-- GIVEN ENTRIES follows --
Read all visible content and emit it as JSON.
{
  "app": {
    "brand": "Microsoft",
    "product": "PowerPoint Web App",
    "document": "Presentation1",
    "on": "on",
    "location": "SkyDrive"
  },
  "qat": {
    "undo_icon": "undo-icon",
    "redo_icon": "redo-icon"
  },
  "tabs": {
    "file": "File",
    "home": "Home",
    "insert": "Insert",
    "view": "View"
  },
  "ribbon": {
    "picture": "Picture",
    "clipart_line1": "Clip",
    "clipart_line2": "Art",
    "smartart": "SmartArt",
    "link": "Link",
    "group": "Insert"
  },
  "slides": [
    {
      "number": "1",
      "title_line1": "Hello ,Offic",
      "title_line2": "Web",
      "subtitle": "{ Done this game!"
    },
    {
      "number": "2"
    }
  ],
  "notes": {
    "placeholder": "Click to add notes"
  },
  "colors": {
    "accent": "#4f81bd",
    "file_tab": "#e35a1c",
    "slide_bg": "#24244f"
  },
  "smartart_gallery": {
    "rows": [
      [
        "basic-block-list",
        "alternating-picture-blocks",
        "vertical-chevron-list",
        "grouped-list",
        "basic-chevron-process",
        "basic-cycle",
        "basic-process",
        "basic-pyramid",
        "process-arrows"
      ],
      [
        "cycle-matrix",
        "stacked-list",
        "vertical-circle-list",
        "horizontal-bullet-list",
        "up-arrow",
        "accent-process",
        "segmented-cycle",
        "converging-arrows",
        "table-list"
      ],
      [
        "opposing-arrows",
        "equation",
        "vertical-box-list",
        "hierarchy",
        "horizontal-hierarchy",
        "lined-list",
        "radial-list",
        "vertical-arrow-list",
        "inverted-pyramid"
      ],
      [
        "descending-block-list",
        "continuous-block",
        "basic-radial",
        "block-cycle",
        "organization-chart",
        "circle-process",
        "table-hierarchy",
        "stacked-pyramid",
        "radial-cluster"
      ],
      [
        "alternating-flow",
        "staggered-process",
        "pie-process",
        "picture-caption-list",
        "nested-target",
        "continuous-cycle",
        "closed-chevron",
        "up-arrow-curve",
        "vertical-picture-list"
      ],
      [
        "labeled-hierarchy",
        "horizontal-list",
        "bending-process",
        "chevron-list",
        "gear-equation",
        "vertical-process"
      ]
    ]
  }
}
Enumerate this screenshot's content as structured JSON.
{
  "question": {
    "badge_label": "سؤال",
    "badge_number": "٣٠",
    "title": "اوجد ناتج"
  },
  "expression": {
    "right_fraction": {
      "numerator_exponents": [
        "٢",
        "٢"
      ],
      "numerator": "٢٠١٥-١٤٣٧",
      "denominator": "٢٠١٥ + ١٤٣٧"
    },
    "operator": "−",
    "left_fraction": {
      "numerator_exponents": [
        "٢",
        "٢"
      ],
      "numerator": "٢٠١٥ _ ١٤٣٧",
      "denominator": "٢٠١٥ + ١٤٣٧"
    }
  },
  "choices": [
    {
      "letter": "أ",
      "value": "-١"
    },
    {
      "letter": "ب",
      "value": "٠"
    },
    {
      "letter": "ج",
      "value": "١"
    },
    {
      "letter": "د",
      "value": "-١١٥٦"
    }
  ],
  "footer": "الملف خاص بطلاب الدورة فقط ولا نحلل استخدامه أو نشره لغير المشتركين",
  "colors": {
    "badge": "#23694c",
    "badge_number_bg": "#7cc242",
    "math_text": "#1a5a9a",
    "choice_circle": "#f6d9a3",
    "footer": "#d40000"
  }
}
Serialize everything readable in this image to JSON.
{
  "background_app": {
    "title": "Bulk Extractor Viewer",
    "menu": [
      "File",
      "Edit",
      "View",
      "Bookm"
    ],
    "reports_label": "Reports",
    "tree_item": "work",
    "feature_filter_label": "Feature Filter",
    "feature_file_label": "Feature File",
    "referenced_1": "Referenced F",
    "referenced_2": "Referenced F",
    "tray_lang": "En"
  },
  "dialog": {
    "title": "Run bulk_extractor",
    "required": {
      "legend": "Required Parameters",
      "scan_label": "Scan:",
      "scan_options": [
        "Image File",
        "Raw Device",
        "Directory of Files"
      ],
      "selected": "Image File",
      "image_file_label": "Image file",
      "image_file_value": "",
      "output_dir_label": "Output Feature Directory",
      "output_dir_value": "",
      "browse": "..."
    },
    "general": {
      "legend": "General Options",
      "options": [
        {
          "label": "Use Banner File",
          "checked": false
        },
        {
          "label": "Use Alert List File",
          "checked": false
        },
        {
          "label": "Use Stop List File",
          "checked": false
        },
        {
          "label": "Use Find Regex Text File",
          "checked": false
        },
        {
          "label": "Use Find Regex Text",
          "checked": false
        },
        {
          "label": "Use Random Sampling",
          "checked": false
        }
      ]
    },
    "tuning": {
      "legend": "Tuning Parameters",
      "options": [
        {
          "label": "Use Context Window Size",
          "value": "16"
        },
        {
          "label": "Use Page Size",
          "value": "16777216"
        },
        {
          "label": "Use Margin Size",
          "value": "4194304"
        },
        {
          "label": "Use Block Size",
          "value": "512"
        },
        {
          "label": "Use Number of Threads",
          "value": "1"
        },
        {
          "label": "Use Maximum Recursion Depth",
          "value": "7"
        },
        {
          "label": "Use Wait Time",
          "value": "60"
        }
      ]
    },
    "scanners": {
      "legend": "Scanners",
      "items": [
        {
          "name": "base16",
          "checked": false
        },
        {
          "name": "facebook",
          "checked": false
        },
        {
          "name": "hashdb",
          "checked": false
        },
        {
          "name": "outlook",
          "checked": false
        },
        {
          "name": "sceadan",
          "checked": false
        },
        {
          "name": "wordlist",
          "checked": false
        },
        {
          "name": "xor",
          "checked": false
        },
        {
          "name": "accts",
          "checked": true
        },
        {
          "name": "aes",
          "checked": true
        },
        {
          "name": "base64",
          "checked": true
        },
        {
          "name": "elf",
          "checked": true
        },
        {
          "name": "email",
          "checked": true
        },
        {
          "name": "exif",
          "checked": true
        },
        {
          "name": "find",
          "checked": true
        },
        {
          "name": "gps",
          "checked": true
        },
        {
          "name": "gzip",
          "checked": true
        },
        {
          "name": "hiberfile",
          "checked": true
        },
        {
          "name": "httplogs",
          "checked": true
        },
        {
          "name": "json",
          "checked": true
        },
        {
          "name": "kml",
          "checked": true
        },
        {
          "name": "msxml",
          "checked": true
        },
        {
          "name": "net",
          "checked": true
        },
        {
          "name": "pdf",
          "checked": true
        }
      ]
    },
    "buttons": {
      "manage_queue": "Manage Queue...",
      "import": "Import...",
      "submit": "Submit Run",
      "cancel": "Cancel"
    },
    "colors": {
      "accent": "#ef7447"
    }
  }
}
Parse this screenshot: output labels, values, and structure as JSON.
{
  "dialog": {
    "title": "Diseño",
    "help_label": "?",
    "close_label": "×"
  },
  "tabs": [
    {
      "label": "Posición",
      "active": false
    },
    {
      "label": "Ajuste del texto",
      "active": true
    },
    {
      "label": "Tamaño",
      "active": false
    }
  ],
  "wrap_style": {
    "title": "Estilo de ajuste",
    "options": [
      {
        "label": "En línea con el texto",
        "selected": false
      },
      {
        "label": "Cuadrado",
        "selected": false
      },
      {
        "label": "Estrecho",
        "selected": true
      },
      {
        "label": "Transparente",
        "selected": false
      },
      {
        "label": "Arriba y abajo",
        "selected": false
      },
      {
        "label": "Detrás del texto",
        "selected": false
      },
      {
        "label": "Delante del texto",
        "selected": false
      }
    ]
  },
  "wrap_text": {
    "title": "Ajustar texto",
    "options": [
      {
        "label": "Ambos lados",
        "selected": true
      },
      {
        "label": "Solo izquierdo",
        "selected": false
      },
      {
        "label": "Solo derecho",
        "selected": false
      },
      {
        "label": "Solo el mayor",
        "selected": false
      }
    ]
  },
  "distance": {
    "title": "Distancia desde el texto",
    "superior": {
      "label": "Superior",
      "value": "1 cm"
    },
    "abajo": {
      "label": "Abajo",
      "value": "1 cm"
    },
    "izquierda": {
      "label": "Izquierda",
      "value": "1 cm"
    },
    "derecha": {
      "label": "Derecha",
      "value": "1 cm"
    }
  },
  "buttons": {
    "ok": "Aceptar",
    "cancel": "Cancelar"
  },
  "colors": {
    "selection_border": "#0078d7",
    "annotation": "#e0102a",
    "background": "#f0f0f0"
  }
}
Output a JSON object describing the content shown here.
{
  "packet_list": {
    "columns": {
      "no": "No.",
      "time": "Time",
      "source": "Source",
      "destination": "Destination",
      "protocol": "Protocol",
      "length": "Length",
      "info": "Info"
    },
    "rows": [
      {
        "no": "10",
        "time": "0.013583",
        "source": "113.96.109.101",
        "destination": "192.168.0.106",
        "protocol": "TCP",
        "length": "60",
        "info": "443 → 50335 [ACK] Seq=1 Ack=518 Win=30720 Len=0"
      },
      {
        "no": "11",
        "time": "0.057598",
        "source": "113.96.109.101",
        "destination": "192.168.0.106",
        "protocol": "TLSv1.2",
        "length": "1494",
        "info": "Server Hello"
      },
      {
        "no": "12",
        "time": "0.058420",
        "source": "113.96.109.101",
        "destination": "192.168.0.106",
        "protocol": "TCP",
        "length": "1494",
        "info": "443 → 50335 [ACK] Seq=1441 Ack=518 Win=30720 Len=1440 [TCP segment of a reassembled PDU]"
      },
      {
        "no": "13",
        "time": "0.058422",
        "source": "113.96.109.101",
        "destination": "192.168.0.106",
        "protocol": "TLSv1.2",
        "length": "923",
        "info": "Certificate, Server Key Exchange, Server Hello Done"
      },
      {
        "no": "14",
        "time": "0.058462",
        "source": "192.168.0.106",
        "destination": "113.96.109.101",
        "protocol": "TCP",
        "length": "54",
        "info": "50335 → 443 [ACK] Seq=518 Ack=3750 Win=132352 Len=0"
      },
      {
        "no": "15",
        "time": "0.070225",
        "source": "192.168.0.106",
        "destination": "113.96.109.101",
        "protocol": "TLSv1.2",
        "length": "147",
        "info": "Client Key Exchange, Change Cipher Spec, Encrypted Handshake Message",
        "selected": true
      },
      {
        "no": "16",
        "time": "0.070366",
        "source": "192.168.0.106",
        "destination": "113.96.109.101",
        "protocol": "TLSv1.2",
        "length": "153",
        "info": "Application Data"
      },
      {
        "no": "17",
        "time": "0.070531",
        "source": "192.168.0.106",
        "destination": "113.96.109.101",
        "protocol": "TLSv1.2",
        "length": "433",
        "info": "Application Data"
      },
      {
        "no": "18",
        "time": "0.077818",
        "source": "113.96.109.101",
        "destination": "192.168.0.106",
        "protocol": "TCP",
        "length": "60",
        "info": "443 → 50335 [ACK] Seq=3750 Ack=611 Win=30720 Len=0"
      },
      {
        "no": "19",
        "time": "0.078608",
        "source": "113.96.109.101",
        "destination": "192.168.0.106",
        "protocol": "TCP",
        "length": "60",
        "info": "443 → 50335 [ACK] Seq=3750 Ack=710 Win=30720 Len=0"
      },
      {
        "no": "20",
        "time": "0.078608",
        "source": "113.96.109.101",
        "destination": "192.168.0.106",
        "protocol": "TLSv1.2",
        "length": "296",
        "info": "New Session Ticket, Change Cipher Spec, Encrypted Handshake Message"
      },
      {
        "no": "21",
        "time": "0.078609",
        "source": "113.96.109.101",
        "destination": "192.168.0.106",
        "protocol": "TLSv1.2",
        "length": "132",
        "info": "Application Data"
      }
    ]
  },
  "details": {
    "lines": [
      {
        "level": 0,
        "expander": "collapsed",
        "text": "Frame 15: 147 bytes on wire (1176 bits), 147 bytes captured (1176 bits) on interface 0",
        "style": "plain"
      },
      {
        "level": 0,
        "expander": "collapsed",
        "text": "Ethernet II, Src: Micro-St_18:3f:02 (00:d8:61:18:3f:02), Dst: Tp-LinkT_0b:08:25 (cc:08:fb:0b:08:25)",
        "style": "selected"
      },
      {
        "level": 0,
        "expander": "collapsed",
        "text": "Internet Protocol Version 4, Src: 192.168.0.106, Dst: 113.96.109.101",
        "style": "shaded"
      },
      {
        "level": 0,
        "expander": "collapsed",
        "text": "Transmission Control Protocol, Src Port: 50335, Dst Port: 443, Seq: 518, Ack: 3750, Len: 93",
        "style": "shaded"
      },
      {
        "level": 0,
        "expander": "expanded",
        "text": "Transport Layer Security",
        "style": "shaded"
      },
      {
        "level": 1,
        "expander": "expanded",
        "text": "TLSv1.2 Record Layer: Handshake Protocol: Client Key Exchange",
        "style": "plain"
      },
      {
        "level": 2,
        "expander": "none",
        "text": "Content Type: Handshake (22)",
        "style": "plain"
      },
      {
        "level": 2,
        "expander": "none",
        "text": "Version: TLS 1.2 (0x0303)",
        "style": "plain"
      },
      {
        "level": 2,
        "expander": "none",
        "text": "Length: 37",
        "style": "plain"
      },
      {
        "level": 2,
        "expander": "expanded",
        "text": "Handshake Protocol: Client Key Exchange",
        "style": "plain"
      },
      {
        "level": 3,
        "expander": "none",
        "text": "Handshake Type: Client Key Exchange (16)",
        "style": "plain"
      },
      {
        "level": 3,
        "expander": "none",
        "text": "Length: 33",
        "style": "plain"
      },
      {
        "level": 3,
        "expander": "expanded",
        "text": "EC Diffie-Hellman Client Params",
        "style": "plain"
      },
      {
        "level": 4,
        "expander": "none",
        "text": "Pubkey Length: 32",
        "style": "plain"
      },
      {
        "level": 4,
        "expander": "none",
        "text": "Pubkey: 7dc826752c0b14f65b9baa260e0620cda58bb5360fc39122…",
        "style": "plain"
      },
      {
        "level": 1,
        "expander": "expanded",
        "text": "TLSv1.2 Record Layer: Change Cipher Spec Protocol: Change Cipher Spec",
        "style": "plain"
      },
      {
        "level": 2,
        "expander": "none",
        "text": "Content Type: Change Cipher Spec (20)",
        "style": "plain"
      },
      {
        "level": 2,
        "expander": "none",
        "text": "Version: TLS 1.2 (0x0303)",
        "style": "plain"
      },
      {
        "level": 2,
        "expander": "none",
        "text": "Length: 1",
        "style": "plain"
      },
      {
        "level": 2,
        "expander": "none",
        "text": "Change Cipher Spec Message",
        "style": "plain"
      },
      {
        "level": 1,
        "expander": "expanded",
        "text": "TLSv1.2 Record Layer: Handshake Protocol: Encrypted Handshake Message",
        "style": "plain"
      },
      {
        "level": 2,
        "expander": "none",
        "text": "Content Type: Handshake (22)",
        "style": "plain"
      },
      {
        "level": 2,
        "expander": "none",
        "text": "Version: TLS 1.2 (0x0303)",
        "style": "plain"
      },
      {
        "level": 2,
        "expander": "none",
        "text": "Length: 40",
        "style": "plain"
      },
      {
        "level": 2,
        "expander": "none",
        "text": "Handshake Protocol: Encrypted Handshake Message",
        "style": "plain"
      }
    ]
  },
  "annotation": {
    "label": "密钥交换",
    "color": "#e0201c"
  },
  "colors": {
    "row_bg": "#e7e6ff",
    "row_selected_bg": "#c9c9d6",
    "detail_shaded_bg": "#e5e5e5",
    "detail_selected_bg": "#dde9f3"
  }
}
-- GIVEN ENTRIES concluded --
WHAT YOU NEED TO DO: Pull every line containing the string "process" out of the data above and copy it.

SOLUTION TO THE PROBLEM:
        "basic-chevron-process",
        "basic-process",
        "process-arrows"
        "accent-process",
        "circle-process",
        "staggered-process",
        "pie-process",
        "bending-process",
        "vertical-process"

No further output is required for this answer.